Recently, I reviewed a paper that introduces a package, so I reviewed the code and noticed that the authors
often used &&
(and) and 
(or) whereas only &
and 
were required. I guess this is due to:
 other programming langage;
 the fact that for vectors of one element in R
&
and&&
are equivalent (same for
and
).
Regarding point 1, we could take C as an example. In C, &
and 
are bitewise operators while &&
are 
logical ones
for instance 4 & 7
gives 1
but 4 && 7
gives TRUE
. In R, things are a
bit different: &&
and 
only test the first element of two vectors:


whereas &
and 
perform logical tests elementwise:


and a warning signal is returned when vector size do not match:

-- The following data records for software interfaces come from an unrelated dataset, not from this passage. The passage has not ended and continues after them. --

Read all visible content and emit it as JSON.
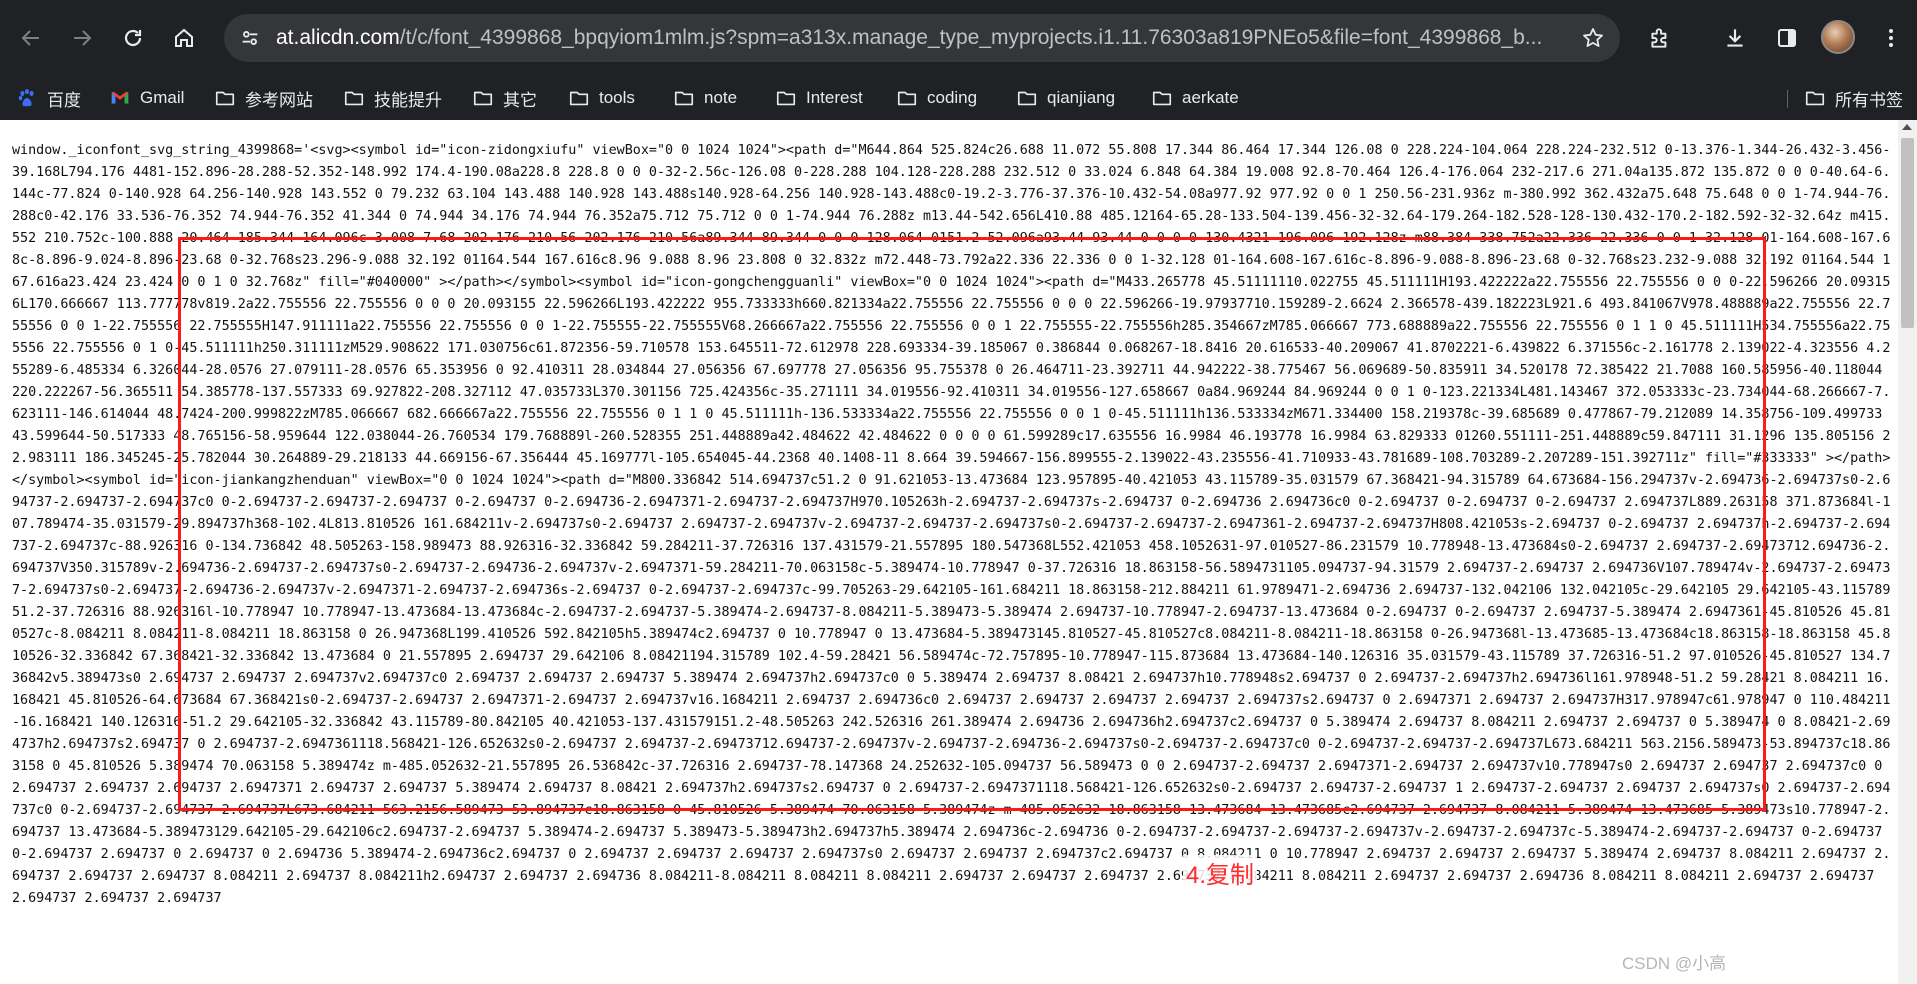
{
  "browser": {
    "url_host": "at.alicdn.com",
    "url_path": "/t/c/font_4399868_bpqyiom1mlm.js?spm=a313x.manage_type_myprojects.i1.11.76303a819PNEo5&file=font_4399868_b...",
    "icons": {
      "back": "arrow-left-icon",
      "forward": "arrow-right-icon",
      "reload": "reload-icon",
      "home": "home-icon",
      "site_info": "tune-icon",
      "bookmark": "star-icon",
      "extensions": "puzzle-icon",
      "download": "download-icon",
      "side_panel": "side-panel-icon",
      "menu": "kebab-menu-icon"
    }
  },
  "bookmarks": [
    {
      "label": "百度",
      "icon": "baidu-paw-icon"
    },
    {
      "label": "Gmail",
      "icon": "gmail-icon"
    },
    {
      "label": "参考网站",
      "icon": "folder-icon"
    },
    {
      "label": "技能提升",
      "icon": "folder-icon"
    },
    {
      "label": "其它",
      "icon": "folder-icon"
    },
    {
      "label": "tools",
      "icon": "folder-icon"
    },
    {
      "label": "note",
      "icon": "folder-icon"
    },
    {
      "label": "Interest",
      "icon": "folder-icon"
    },
    {
      "label": "coding",
      "icon": "folder-icon"
    },
    {
      "label": "qianjiang",
      "icon": "folder-icon"
    },
    {
      "label": "aerkate",
      "icon": "folder-icon"
    }
  ],
  "all_bookmarks": "所有书签",
  "code_text": "window._iconfont_svg_string_4399868='<svg><symbol id=\"icon-zidongxiufu\" viewBox=\"0 0 1024 1024\"><path d=\"M644.864 525.824c26.688 11.072 55.808 17.344 86.464 17.344 126.08 0 228.224-104.064 228.224-232.512 0-13.376-1.344-26.432-3.456-39.168L794.176 4481-152.896-28.288-52.352-148.992 174.4-190.08a228.8 228.8 0 0 0-32-2.56c-126.08 0-228.288 104.128-228.288 232.512 0 33.024 6.848 64.384 19.008 92.8-70.464 126.4-176.064 232-217.6 271.04a135.872 135.872 0 0 0-40.64-6.144c-77.824 0-140.928 64.256-140.928 143.552 0 79.232 63.104 143.488 140.928 143.488s140.928-64.256 140.928-143.488c0-19.2-3.776-37.376-10.432-54.08a977.92 977.92 0 0 1 250.56-231.936z m-380.992 362.432a75.648 75.648 0 0 1-74.944-76.288c0-42.176 33.536-76.352 74.944-76.352 41.344 0 74.944 34.176 74.944 76.352a75.712 75.712 0 0 1-74.944 76.288z m13.44-542.656L410.88 485.12164-65.28-133.504-139.456-32-32.64-179.264-182.528-128-130.432-170.2-182.592-32-32.64z m415.552 210.752c-100.888 20.464-185.344 164.096c-3.008-7.68 202.176 210.56 202.176 210.56a89.344 89.344 0 0 0 128.064 0151.2-52.096a93.44 93.44 0 0 0 0-130.4321-196.096-192.128z m88.384 338.752a22.336 22.336 0 0 1-32.128 01-164.608-167.68c-8.896-9.024-8.896-23.68 0-32.768s23.296-9.088 32.192 01164.544 167.616c8.96 9.088 8.96 23.808 0 32.832z m72.448-73.792a22.336 22.336 0 0 1-32.128 01-164.608-167.616c-8.896-9.088-8.896-23.68 0-32.768s23.232-9.088 32.192 01164.544 167.616a23.424 23.424 0 0 1 0 32.768z\" fill=\"#040000\" ></path></symbol><symbol id=\"icon-gongchengguanli\" viewBox=\"0 0 1024 1024\"><path d=\"M433.265778 45.51111110.022755 45.511111H193.422222a22.755556 22.755556 0 0 0-22.596266 20.093156L170.666667 113.777778v819.2a22.755556 22.755556 0 0 0 20.093155 22.596266L193.422222 955.733333h660.821334a22.755556 22.755556 0 0 0 22.596266-19.97937710.159289-2.6624 2.366578-439.182223L921.6 493.841067V978.488889a22.755556 22.755556 0 0 1-22.755556 22.755555H147.911111a22.755556 22.755556 0 0 1-22.755555-22.755555V68.266667a22.755556 22.755556 0 0 1 22.755555-22.755556h285.354667zM785.066667 773.688889a22.755556 22.755556 0 1 1 0 45.511111H534.755556a22.755556 22.755556 0 1 0-45.511111h250.311111zM529.908622 171.030756c61.872356-59.710578 153.645511-72.612978 228.693334-39.185067 0.386844 0.068267-18.8416 20.616533-40.209067 41.8702221-6.439822 6.371556c-2.161778 2.139022-4.323556 4.255289-6.485334 6.326044-28.0576 27.079111-28.0576 65.353956 0 92.410311 28.034844 27.056356 67.697778 27.056356 95.755378 0 26.464711-23.392711 44.942222-38.775467 56.069689-50.835911 34.520178 72.385422 21.7088 160.585956-40.118044 220.222267-56.365511 54.385778-137.557333 69.927822-208.327112 47.035733L370.301156 725.424356c-35.271111 34.019556-92.410311 34.019556-127.658667 0a84.969244 84.969244 0 0 1 0-123.221334L481.143467 372.053333c-23.734044-68.266667-7.623111-146.614044 48.7424-200.999822zM785.066667 682.666667a22.755556 22.755556 0 1 1 0 45.511111h-136.533334a22.755556 22.755556 0 0 1 0-45.511111h136.533334zM671.334400 158.219378c-39.685689 0.477867-79.212089 14.358756-109.499733 43.599644-50.517333 48.765156-58.959644 122.038044-26.760534 179.768889l-260.528355 251.448889a42.484622 42.484622 0 0 0 0 61.599289c17.635556 16.9984 46.193778 16.9984 63.829333 01260.551111-251.448889c59.847111 31.1296 135.805156 22.983111 186.345245-25.782044 30.264889-29.218133 44.669156-67.356444 45.169777l-105.654045-44.2368 40.1408-11 8.664 39.594667-156.899555-2.139022-43.235556-41.710933-43.781689-108.703289-2.207289-151.392711z\" fill=\"#333333\" ></path></symbol><symbol id=\"icon-jiankangzhenduan\" viewBox=\"0 0 1024 1024\"><path d=\"M800.336842 514.694737c51.2 0 91.621053-13.473684 123.957895-40.421053 43.115789-35.031579 67.368421-94.315789 64.673684-156.294737v-2.694736-2.694737s0-2.694737-2.694737-2.694737c0 0-2.694737-2.694737-2.694737 0-2.694737 0-2.694736-2.6947371-2.694737-2.694737H970.105263h-2.694737-2.694737s-2.694737 0-2.694736 2.694736c0 0-2.694737 0-2.694737 0-2.694737 2.694737L889.263158 371.873684l-107.789474-35.031579-29.894737h368-102.4L813.810526 161.684211v-2.694737s0-2.694737 2.694737-2.694737v-2.694737-2.694737-2.694737s0-2.694737-2.694737-2.6947361-2.694737-2.694737H808.421053s-2.694737 0-2.694737 2.694737h-2.694737-2.694737-2.694737c-88.926316 0-134.736842 48.505263-158.989473 88.926316-32.336842 59.284211-37.726316 137.431579-21.557895 180.547368L552.421053 458.1052631-97.010527-86.231579 10.778948-13.473684s0-2.694737 2.694737-2.69473712.694736-2.694737V350.315789v-2.694736-2.694737-2.694737s0-2.694737-2.694736-2.694737v-2.6947371-59.284211-70.063158c-5.389474-10.778947 0-37.726316 18.863158-56.5894731105.094737-94.31579 2.694737-2.694737 2.694736V107.789474v-2.694737-2.694737-2.694737s0-2.694737-2.694736-2.694737v-2.6947371-2.694737-2.694736s-2.694737 0-2.694737-2.694737c-99.705263-29.642105-161.684211 18.863158-212.884211 61.9789471-2.694736 2.694737-132.042106 132.042105c-29.642105 29.642105-43.115789 51.2-37.726316 88.926316l-10.778947 10.778947-13.473684-13.473684c-2.694737-2.694737-5.389474-2.694737-8.084211-5.389473-5.389474 2.694737-10.778947-2.694737-13.473684 0-2.694737 0-2.694737 2.694737-5.389474 2.6947361-45.810526 45.810527c-8.084211 8.084211-8.084211 18.863158 0 26.947368L199.410526 592.842105h5.389474c2.694737 0 10.778947 0 13.473684-5.389473145.810527-45.810527c8.084211-8.084211-18.863158 0-26.947368l-13.473685-13.473684c18.863158-18.863158 45.810526-32.336842 67.368421-32.336842 13.473684 0 21.557895 2.694737 29.642106 8.08421194.315789 102.4-59.28421 56.589474c-72.757895-10.778947-115.873684 13.473684-140.126316 35.031579-43.115789 37.726316-51.2 97.010526-45.810527 134.736842v5.389473s0 2.694737 2.694737 2.694737v2.694737c0 2.694737 2.694737 2.694737 5.389474 2.694737h2.694737c0 0 5.389474 2.694737 8.08421 2.694737h10.778948s2.694737 0 2.694737-2.694737h2.694736l161.978948-51.2 59.28421 8.084211 16.168421 45.810526-64.673684 67.368421s0-2.694737-2.694737 2.6947371-2.694737 2.694737v16.1684211 2.694737 2.694736c0 2.694737 2.694737 2.694737 2.694737 2.694737s2.694737 0 2.6947371 2.694737 2.694737H317.978947c61.978947 0 110.484211-16.168421 140.126316-51.2 29.642105-32.336842 43.115789-80.842105 40.421053-137.431579151.2-48.505263 242.526316 261.389474 2.694736 2.694736h2.694737c2.694737 0 5.389474 2.694737 8.084211 2.694737 2.694737 0 5.389474 0 8.08421-2.694737h2.694737s2.694737 0 2.694737-2.6947361118.568421-126.652632s0-2.694737 2.694737-2.69473712.694737-2.694737v-2.694737-2.694736-2.694737s0-2.694737-2.694737c0 0-2.694737-2.694737-2.694737L673.684211 563.2156.589473-53.894737c18.863158 0 45.810526 5.389474 70.063158 5.389474z m-485.052632-21.557895 26.536842c-37.726316 2.694737-78.147368 24.252632-105.094737 56.589473 0 0 2.694737-2.694737 2.6947371-2.694737 2.694737v10.778947s0 2.694737 2.694737 2.694737c0 0 2.694737 2.694737 2.694737 2.6947371 2.694737 2.694737 5.389474 2.694737 8.08421 2.694737h2.694737s2.694737 0 2.694737-2.6947371118.568421-126.652632s0-2.694737 2.694737-2.694737 1 2.694737-2.694737 2.694737 2.694737s0 2.694737-2.694737c0 0-2.694737-2.694737-2.694737L673.684211 563.2156.589473-53.894737c18.863158 0 45.810526 5.389474 70.063158 5.389474z m-485.052632 18.863158 13.473684 13.473685c2.694737 2.694737 8.084211 5.389474 13.473685 5.389473s10.778947-2.694737 13.473684-5.389473129.642105-29.642106c2.694737-2.694737 5.389474-2.694737 5.389473-5.389473h2.694737h5.389474 2.694736c-2.694736 0-2.694737-2.694737-2.694737-2.694737v-2.694737-2.694737c-5.389474-2.694737-2.694737 0-2.694737 0-2.694737 2.694737 0 2.694737 0 2.694736 5.389474-2.694736c2.694737 0 2.694737 2.694737 2.694737 2.694737s0 2.694737 2.694737 2.694737c2.694737 0 8.084211 0 10.778947 2.694737 2.694737 2.694737 5.389474 2.694737 8.084211 2.694737 2.694737 2.694737 2.694737 8.084211 2.694737 8.084211h2.694737 2.694737 2.694736 8.084211-8.084211 8.084211 8.084211 2.694737 2.694737 2.694737 2.694737 8.084211 8.084211 2.694737 2.694737 2.694736 8.084211 8.084211 2.694737 2.694737 2.694737 2.694737 2.694737"
}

Using &&
and 
for vectors of 1 element may not be a big deal after all,
but if you are actually trying to do elementwise logical tests and you use
&&
and 
it could easily generate errors that go under the radar, so you
should better be aware of this!